Professor Hess researches and teaches in entrepreneurship and strategy. His teaching interests include social and practical entrepreneurship, as well as business and corporate strategy. In his research, he uses empirical methods to measure and analyze the role the individual plays in facilitating organizational innovation. Prior to joining W&L he worked for six years as an Assistant Professor of Business Strategy at the McIntire School of Commerce at the University of Virginia. Professor Hess’ research has appeared in the Proceedings of the National Academy of Sciences, Strategic Management Journal, Organization Science, IEEE – Transactions on Engineering Management, MIT Sloan Management Review, and The Wall Street Journal. Based on his research, he was awarded the 2008 Alfred P. Sloan Foundation’s Industry Studies award for the best paper prize. While working toward his Ph.D., Professor Hess was also awarded a Kauffman Foundation Dissertation Fellowship. Professor Hess is a graduate of Georgia Tech, where he received several awards for his teaching. Before his Ph.D. education, he worked in banking at Fleet National Bank and Silicon Valley Bank.
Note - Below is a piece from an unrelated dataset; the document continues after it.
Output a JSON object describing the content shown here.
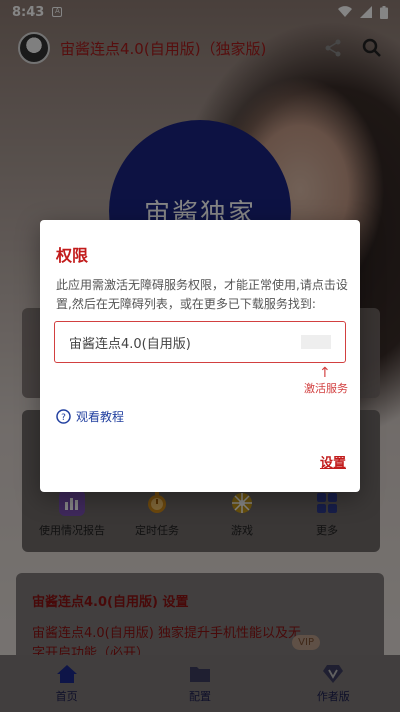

Ph.D., Strategic Management, Georgia Institute of Technology (2008)
M.B.A., Texas A&M University (2003)
B.A., Economics, Washington and Lee University (1997)
“When Are Assets Complementary? Star Scientists, Strategic Alliances and Innovation in the Pharmaceutical Industry,” Strategic Management Journal, 2011 (with F. T. Rothaermel).
“Intellectual Human Capital and the Diffusion of Biotechnology: Trends and Patterns, 1974-2006,” IEEE – Transactions on Engineering Management, 2011 (with F. T. Rothaermel).
“Combining Innovation Strategies,” MIT Sloan Management Review, 2010 (with F. T. Rothaermel).
“Finding an Innovation Strategy that Works,” The Wall Street Journal and MIT Sloan Management Review [joint publication], 2009 (with F. T. Rothaermel).
“Building Dynamic Capabilities: Innovation Driven by Individual, Firm, and Network Level Effects,” Organization Science, 2007 (with F. T. Rothaermel).